Copy out each line of the material exactly. Pictures do not belong in the copy.

● **Source records**:

==================================================

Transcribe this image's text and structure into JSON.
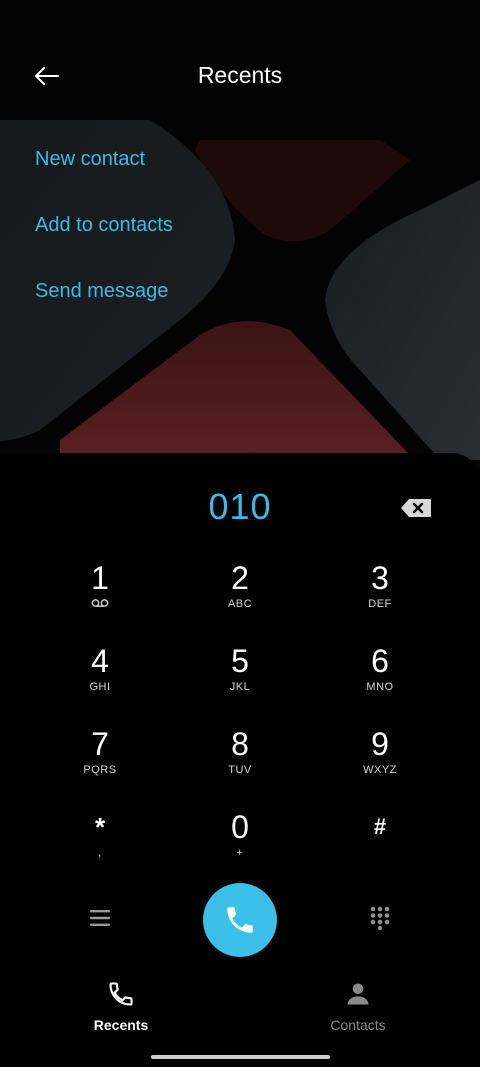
{
  "header": {
    "title": "Recents"
  },
  "actions": [
    {
      "label": "New contact"
    },
    {
      "label": "Add to contacts"
    },
    {
      "label": "Send message"
    }
  ],
  "dialer": {
    "number": "010"
  },
  "keypad": [
    {
      "digit": "1",
      "letters": ""
    },
    {
      "digit": "2",
      "letters": "ABC"
    },
    {
      "digit": "3",
      "letters": "DEF"
    },
    {
      "digit": "4",
      "letters": "GHI"
    },
    {
      "digit": "5",
      "letters": "JKL"
    },
    {
      "digit": "6",
      "letters": "MNO"
    },
    {
      "digit": "7",
      "letters": "PQRS"
    },
    {
      "digit": "8",
      "letters": "TUV"
    },
    {
      "digit": "9",
      "letters": "WXYZ"
    },
    {
      "digit": "*",
      "letters": ","
    },
    {
      "digit": "0",
      "letters": "+"
    },
    {
      "digit": "#",
      "letters": ""
    }
  ],
  "tabs": [
    {
      "label": "Recents",
      "icon": "phone-icon",
      "active": true
    },
    {
      "label": "Contacts",
      "icon": "person-icon",
      "active": false
    }
  ],
  "colors": {
    "accent": "#3dbbe6",
    "call_button": "#3cbfe8",
    "background": "#000000",
    "inactive_tab": "#8a8a8a"
  },
  "icons": {
    "back": "arrow-left-icon",
    "backspace": "backspace-icon",
    "voicemail": "voicemail-icon",
    "menu": "menu-icon",
    "dialpad": "dialpad-icon",
    "call": "phone-icon"
  }
}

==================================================

● **Finished exercise**:
Transcribe this image's text and structure into JSON.
{
  "header": {
    "title": "Recents"
  },
  "actions": [
    {
      "label": "New contact"
    },
    {
      "label": "Add to contacts"
    },
    {
      "label": "Send message"
    }
  ],
  "dialer": {
    "number": "010"
  },
  "keypad": [
    {
      "digit": "1",
      "letters": ""
    },
    {
      "digit": "2",
      "letters": "ABC"
    },
    {
      "digit": "3",
      "letters": "DEF"
    },
    {
      "digit": "4",
      "letters": "GHI"
    },
    {
      "digit": "5",
      "letters": "JKL"
    },
    {
      "digit": "6",
      "letters": "MNO"
    },
    {
      "digit": "7",
      "letters": "PQRS"
    },
    {
      "digit": "8",
      "letters": "TUV"
    },
    {
      "digit": "9",
      "letters": "WXYZ"
    },
    {
      "digit": "*",
      "letters": ","
    },
    {
      "digit": "0",
      "letters": "+"
    },
    {
      "digit": "#",
      "letters": ""
    }
  ],
  "tabs": [
    {
      "label": "Recents",
      "icon": "phone-icon",
      "active": true
    },
    {
      "label": "Contacts",
      "icon": "person-icon",
      "active": false
    }
  ],
  "colors": {
    "accent": "#3dbbe6",
    "call_button": "#3cbfe8",
    "background": "#000000",
    "inactive_tab": "#8a8a8a"
  },
  "icons": {
    "back": "arrow-left-icon",
    "backspace": "backspace-icon",
    "voicemail": "voicemail-icon",
    "menu": "menu-icon",
    "dialpad": "dialpad-icon",
    "call": "phone-icon"
  }
}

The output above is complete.